top of page

Iceland boss warns food prices will get worse as we face 'perfect storm'

The boss of the frozen food chain said he expects to see further supply chain issues in the coming months.

Iceland's managing director says he expects food prices to continue to rise and some items to be in short supply, as the grocery industry faces a "perfect maelstrom of pressures". Richard Walker, managing director of the Deeside-based frozen food chain, said that the combination of energy costs, fertiliser and staff shortages are just some of the problems they are facing.


Speaking to BBC Radio Four as part of a feature on the pressures facing the grocery industry, he said the upcoming months are going to get "tougher" and that he wanted to be "upfront and frank" with customers.


Speaking about how the issues the company are facing now differ from previous pinch points in inflation he said: "The business was started by my dad, he will talk about the fact that we have had nearly no food inflation for 25 years and maybe we have got a bit too used to that as a society.


"But when I look back at our ads from the early 90s, we were selling 500g lasagne for £1 and guess what, we still are. As a proportion of income it has dropped, but we are still one of the lowest in the world I think.


"I think what I will say, and even he will admit, is that we have never had this perfect maelstrom of pressures before so it's not just an oil price shock like it was in the 70s, it really is end to end, everything across the whole supply chain."


The director said the cost of food across all major supermarkets has already risen, and forecasted it would continue to do so. He acknowledged that in Iceland, due to the rise in energy costs, fertiliser, feed prices and labour shortages, dairy was one of the most volatile sections of the store.


"A four pint of milk was £1, it's now £1.45, we don't make any money out of that price either." But this isn't the only area impacted, in the fish section of the store, sanctions are also added to the list of rising costs.


He said: "The sanctions against Russia, a lot of white fish comes from the Bering sea, so that markets closed off and we are having to look to the middle east so wherever you look there are pressures to the supply chain."


While energy prices have already risen this year, with prices set to rise once again in the autumn and again next year, Mr Walker said he wanted to be direct with customers about what they could expect in the coming months. He said, "Last year our energy bill was £60m, so if you apply a many-fold increase on that you can see the enormous rise in op[rational costs that we are facing."


"It's going to get tougher and we need to be upfront and frank about that because we've had stresses on harvests across Europe and I think that will start to affect the supply of certain products as we get into September and October onwards."


Energy prices could spike at as much as £6,000 per year for the average household from next April, experts have warned. The cost of living crisis is only set to get worse between now and next summer, as consultancy Auxilione predicted that the price cap on bills will gradually rise by more than £4,000 in the next eight months.

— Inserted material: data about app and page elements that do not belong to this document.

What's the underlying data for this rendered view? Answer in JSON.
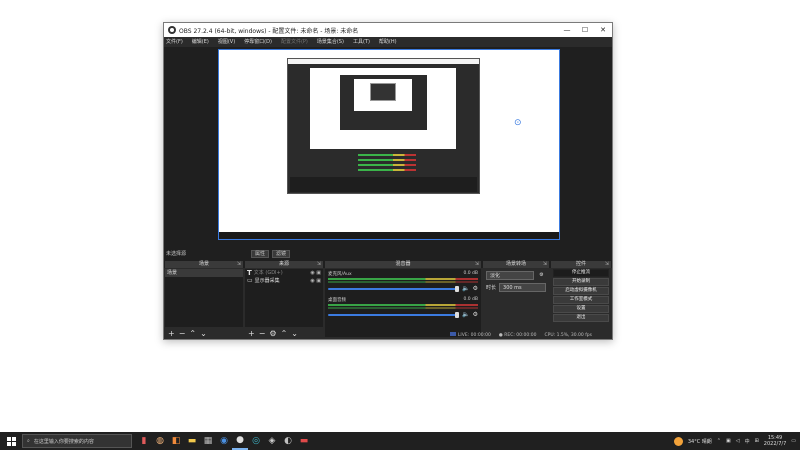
{
  "window": {
    "title": "OBS 27.2.4 (64-bit, windows) - 配置文件: 未命名 - 场景: 未命名",
    "controls": {
      "minimize": "—",
      "maximize": "☐",
      "close": "✕"
    }
  },
  "menu": [
    {
      "label": "文件(F)",
      "enabled": true
    },
    {
      "label": "编辑(E)",
      "enabled": true
    },
    {
      "label": "视图(V)",
      "enabled": true
    },
    {
      "label": "停靠窗口(D)",
      "enabled": true
    },
    {
      "label": "配置文件(P)",
      "enabled": false
    },
    {
      "label": "场景集合(S)",
      "enabled": true
    },
    {
      "label": "工具(T)",
      "enabled": true
    },
    {
      "label": "帮助(H)",
      "enabled": true
    }
  ],
  "scene_bar": {
    "label": "未选择源",
    "properties": "属性",
    "filters": "滤镜"
  },
  "docks": {
    "scenes": {
      "title": "场景",
      "items": [
        "场景"
      ]
    },
    "sources": {
      "title": "来源",
      "items": [
        {
          "name": "文本 (GDI+)",
          "icon": "text-icon"
        },
        {
          "name": "显示器采集",
          "icon": "monitor-icon"
        }
      ]
    },
    "mixer": {
      "title": "混音器",
      "channels": [
        {
          "name": "麦克风/Aux",
          "db": "0.0 dB"
        },
        {
          "name": "桌面音频",
          "db": "0.0 dB"
        }
      ]
    },
    "transitions": {
      "title": "场景转场",
      "type": "淡化",
      "duration_label": "时长",
      "duration": "300 ms"
    },
    "controls": {
      "title": "控件",
      "buttons": [
        "停止推流",
        "开始录制",
        "启动虚拟摄像机",
        "工作室模式",
        "设置",
        "退出"
      ]
    }
  },
  "status": {
    "live": "LIVE: 00:00:00",
    "rec": "REC: 00:00:00",
    "cpu": "CPU: 1.5%, 30.00 fps"
  },
  "taskbar": {
    "search_placeholder": "在这里输入你要搜索的内容",
    "weather": "34°C 晴朗",
    "ime": "中",
    "time": "15:49",
    "date": "2022/7/7"
  },
  "colors": {
    "accent": "#3b7be0",
    "obs_bg": "#2b2b2b",
    "taskbar": "#202020"
  }
}
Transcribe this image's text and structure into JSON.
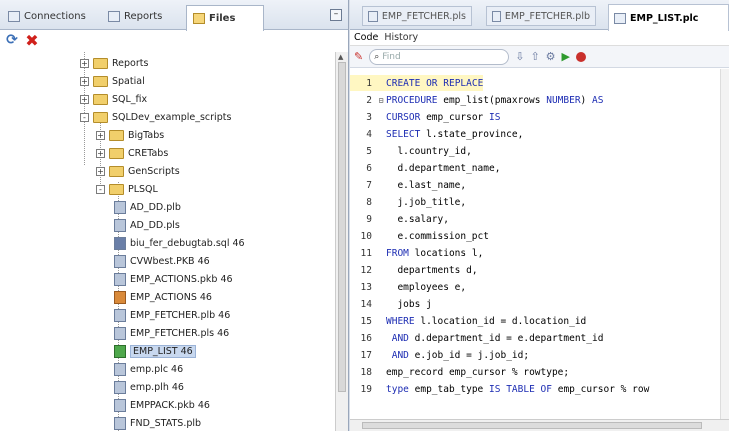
{
  "left_tabs": [
    {
      "label": "Connections"
    },
    {
      "label": "Reports"
    },
    {
      "label": "Files"
    }
  ],
  "tree": [
    {
      "label": "Reports",
      "type": "folder",
      "expander": "+"
    },
    {
      "label": "Spatial",
      "type": "folder",
      "expander": "+"
    },
    {
      "label": "SQL_fix",
      "type": "folder",
      "expander": "+"
    },
    {
      "label": "SQLDev_example_scripts",
      "type": "folder",
      "expander": "-"
    },
    {
      "label": "BigTabs",
      "type": "folder",
      "expander": "+"
    },
    {
      "label": "CRETabs",
      "type": "folder",
      "expander": "+"
    },
    {
      "label": "GenScripts",
      "type": "folder",
      "expander": "+"
    },
    {
      "label": "PLSQL",
      "type": "folder",
      "expander": "-"
    },
    {
      "label": "AD_DD.plb",
      "type": "file"
    },
    {
      "label": "AD_DD.pls",
      "type": "file"
    },
    {
      "label": "biu_fer_debugtab.sql 46",
      "type": "db"
    },
    {
      "label": "CVWbest.PKB 46",
      "type": "file"
    },
    {
      "label": "EMP_ACTIONS.pkb 46",
      "type": "file"
    },
    {
      "label": "EMP_ACTIONS 46",
      "type": "pkg"
    },
    {
      "label": "EMP_FETCHER.plb 46",
      "type": "file"
    },
    {
      "label": "EMP_FETCHER.pls 46",
      "type": "file"
    },
    {
      "label": "EMP_LIST 46",
      "type": "green",
      "selected": true
    },
    {
      "label": "emp.plc 46",
      "type": "file"
    },
    {
      "label": "emp.plh 46",
      "type": "file"
    },
    {
      "label": "EMPPACK.pkb 46",
      "type": "file"
    },
    {
      "label": "FND_STATS.plb",
      "type": "file"
    },
    {
      "label": "FND_STATS.pls",
      "type": "file"
    }
  ],
  "right_tabs": [
    {
      "label": "EMP_FETCHER.pls"
    },
    {
      "label": "EMP_FETCHER.plb"
    },
    {
      "label": "EMP_LIST.plc"
    }
  ],
  "sub_tabs": [
    {
      "label": "Code"
    },
    {
      "label": "History"
    }
  ],
  "find_placeholder": "Find",
  "code": [
    {
      "n": "1",
      "g": "",
      "t": "CREATE OR REPLACE"
    },
    {
      "n": "2",
      "g": "⊟",
      "t": "PROCEDURE emp_list(pmaxrows NUMBER) AS"
    },
    {
      "n": "3",
      "g": "",
      "t": "CURSOR emp_cursor IS"
    },
    {
      "n": "4",
      "g": "",
      "t": "SELECT l.state_province,"
    },
    {
      "n": "5",
      "g": "",
      "t": "  l.country_id,"
    },
    {
      "n": "6",
      "g": "",
      "t": "  d.department_name,"
    },
    {
      "n": "7",
      "g": "",
      "t": "  e.last_name,"
    },
    {
      "n": "8",
      "g": "",
      "t": "  j.job_title,"
    },
    {
      "n": "9",
      "g": "",
      "t": "  e.salary,"
    },
    {
      "n": "10",
      "g": "",
      "t": "  e.commission_pct"
    },
    {
      "n": "11",
      "g": "",
      "t": "FROM locations l,"
    },
    {
      "n": "12",
      "g": "",
      "t": "  departments d,"
    },
    {
      "n": "13",
      "g": "",
      "t": "  employees e,"
    },
    {
      "n": "14",
      "g": "",
      "t": "  jobs j"
    },
    {
      "n": "15",
      "g": "",
      "t": "WHERE l.location_id = d.location_id"
    },
    {
      "n": "16",
      "g": "",
      "t": " AND d.department_id = e.department_id"
    },
    {
      "n": "17",
      "g": "",
      "t": " AND e.job_id = j.job_id;"
    },
    {
      "n": "18",
      "g": "",
      "t": "emp_record emp_cursor % rowtype;"
    },
    {
      "n": "19",
      "g": "",
      "t": "type emp_tab_type IS TABLE OF emp_cursor % row"
    }
  ]
}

They said that the cap is expected to reach £3,576 in October, rising to £4,799 in January, and finally hitting £6,089 in April. The new forecast is an increase of £96 in January and £233 in April compared to the last one. The cap is currently at £1,971 for the average household.


Comments


bottom of page